If you could take 7 million cars off the road, do you think it would have a positive impact on the environment and energy use? If that doesn't sound like much, how about planting 900 million trees? Or tearing down 65 coal-fired power plants? That's what MiserWare claims Granola, its free power management tool, would save the equivalent of if every PC in the world used it to reduce their current energy use by just 10 percent. Granola uses dynamic voltage and frequency scaling (DVFS) to throttle back your computer's power use when its load is low. Think of it as an automatic dimmer switch for your CPU. It works on both laptop and desktop PCs. And Granola goes further than the built-in power management options in recent versions of Windows.
Granola's main page listed our annual savings in kilowatt-hours, money, carbon dioxide, and CPU energy, as well as total carbon dioxide offset by the Granola community as a whole--the equivalent of nearly a quarter-million trees. Most of the time, Granola is minimized to the system tray. Clicking Settings opened a panel that let us set our power savings level, enable scheduling, configure settings such as currency and reporting, and enter our energy costs per kilowatt-hour (it's on your electric power bill). The scheduling option disables the policy selection slider, so we unchecked it. This let us change the program's action on our system's power settings from Lowest Speed, which produced the greatest savings, to Highest Power, which turns off power management. We could also toggle between low, medium, and high settings from the task bar icon as well as submit feedback to the developers.
Your computer uses more power than you might realize; that's where all that heat comes from. A secondary (but not-to-be-underestimated) benefit of Granola is reduced heat output, which keeps your PC performing crisply and helps its inner workings last longer.

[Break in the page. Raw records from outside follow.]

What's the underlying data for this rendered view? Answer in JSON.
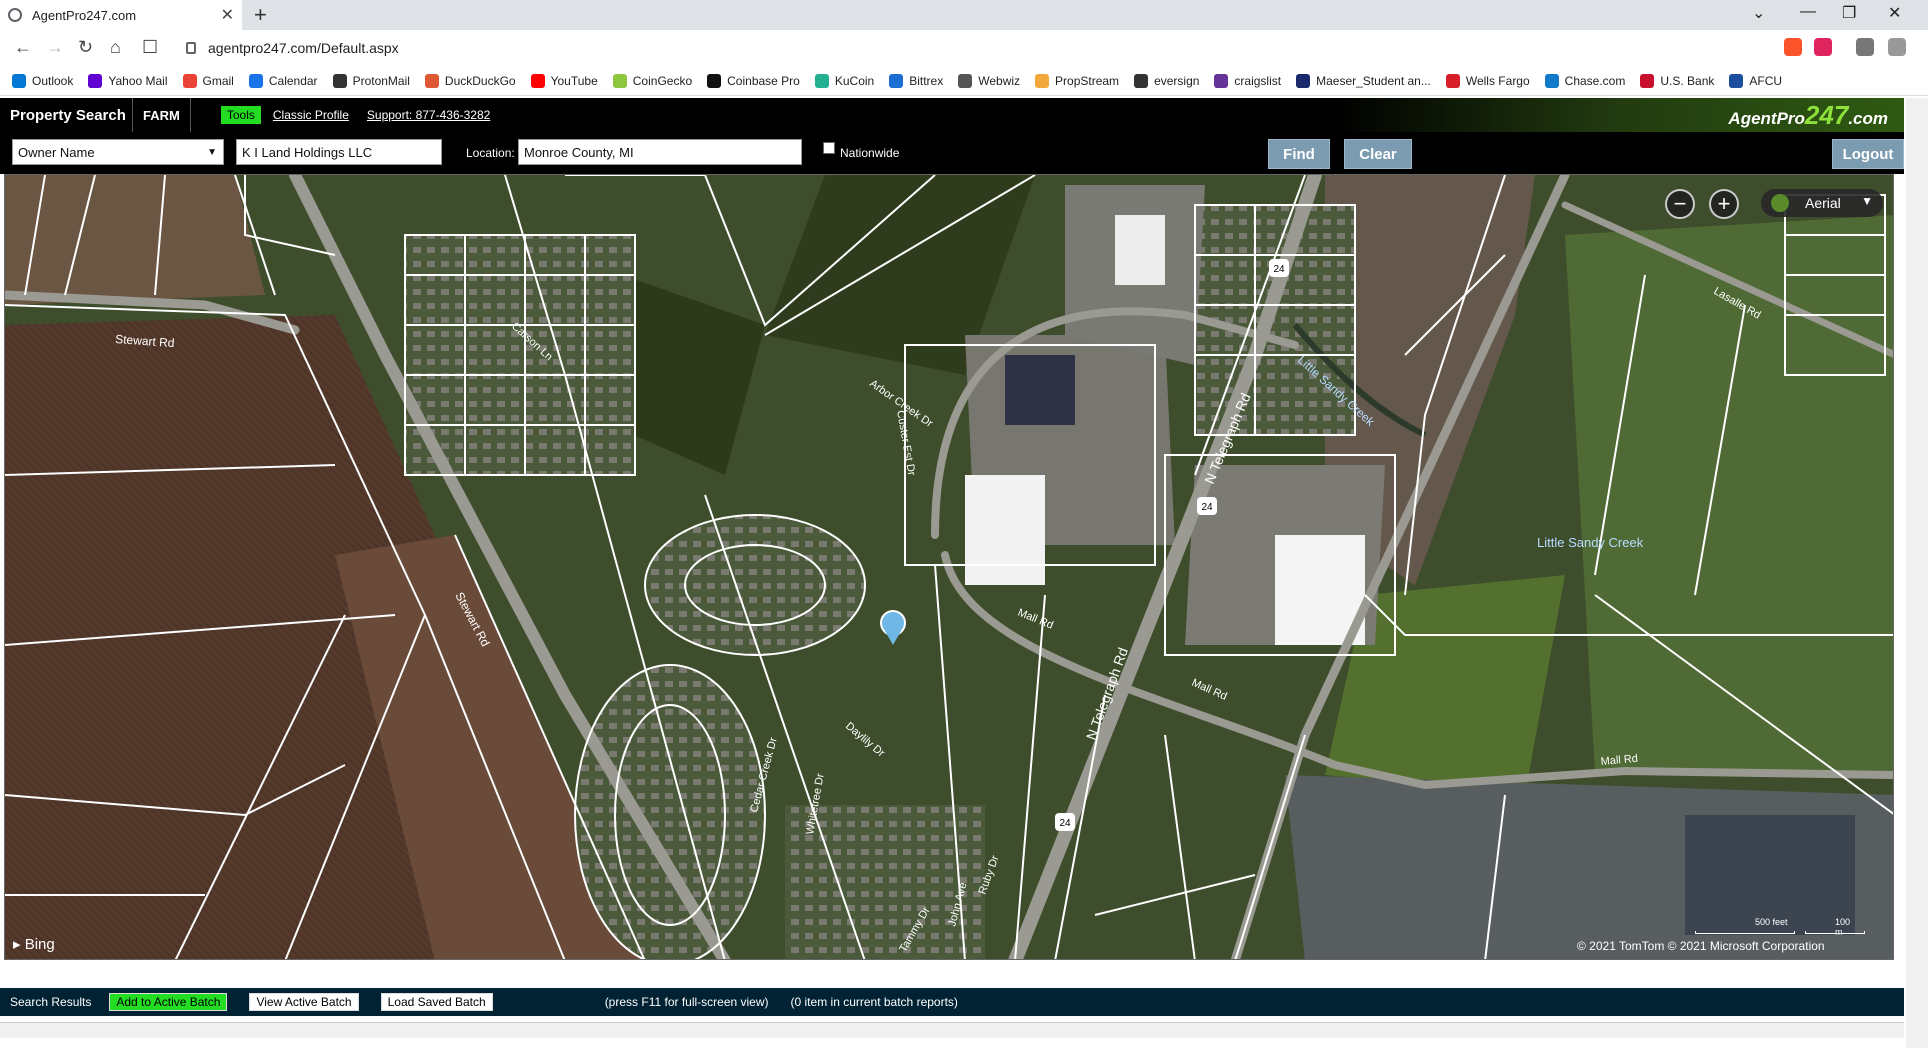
{
  "browser": {
    "tab_title": "AgentPro247.com",
    "url": "agentpro247.com/Default.aspx",
    "bookmarks": [
      "Outlook",
      "Yahoo Mail",
      "Gmail",
      "Calendar",
      "ProtonMail",
      "DuckDuckGo",
      "YouTube",
      "CoinGecko",
      "Coinbase Pro",
      "KuCoin",
      "Bittrex",
      "Webwiz",
      "PropStream",
      "eversign",
      "craigslist",
      "Maeser_Student an...",
      "Wells Fargo",
      "Chase.com",
      "U.S. Bank",
      "AFCU"
    ],
    "bookmark_colors": [
      "#0078d4",
      "#6001d2",
      "#ea4335",
      "#1a73e8",
      "#333333",
      "#de5833",
      "#ff0000",
      "#8dc63f",
      "#111111",
      "#23af91",
      "#1c6fd1",
      "#555555",
      "#f4a83c",
      "#333333",
      "#663399",
      "#1a2a6c",
      "#d71e28",
      "#117aca",
      "#c8102e",
      "#1b4f9c"
    ]
  },
  "header": {
    "title": "Property Search",
    "farm": "FARM",
    "tools": "Tools",
    "classic": "Classic Profile",
    "support": "Support: 877-436-3282",
    "logo_a": "AgentPro",
    "logo_b": "247",
    "logo_c": ".com"
  },
  "search": {
    "field": "Owner Name",
    "query": "K I Land Holdings LLC",
    "location_label": "Location:",
    "location": "Monroe County, MI",
    "nationwide": "Nationwide",
    "find": "Find",
    "clear": "Clear",
    "logout": "Logout"
  },
  "map": {
    "basemap": "Aerial",
    "bing": "Bing",
    "copyright": "© 2021 TomTom © 2021 Microsoft Corporation",
    "scale_ft": "500 feet",
    "scale_m": "100 m",
    "labels": {
      "stewart_rd": "Stewart Rd",
      "stewart_rd_2": "Stewart Rd",
      "carson_ln": "Carson Ln",
      "arbor_creek": "Arbor Creek Dr",
      "custer_est": "Custer Est Dr",
      "telegraph": "N Telegraph Rd",
      "telegraph_2": "N Telegraph Rd",
      "little_sandy": "Little Sandy Creek",
      "little_sandy_2": "Little Sandy Creek",
      "mall_rd": "Mall Rd",
      "mall_rd_2": "Mall Rd",
      "mall_rd_3": "Mall Rd",
      "lasalle": "Lasalle Rd",
      "daylily": "Daylily Dr",
      "cedar_creek": "Cedar Creek Dr",
      "whitetree": "Whitetree Dr",
      "john_ave": "John Ave",
      "ruby_dr": "Ruby Dr",
      "tammy_dr": "Tammy Dr",
      "route": "24"
    }
  },
  "footer": {
    "results": "Search Results",
    "add": "Add to Active Batch",
    "view": "View Active Batch",
    "load": "Load Saved Batch",
    "hint": "(press F11 for full-screen view)",
    "count": "(0 item in current batch reports)"
  }
}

Granola's developers may be right: if everyone used it, the world would be a cleaner and greener place.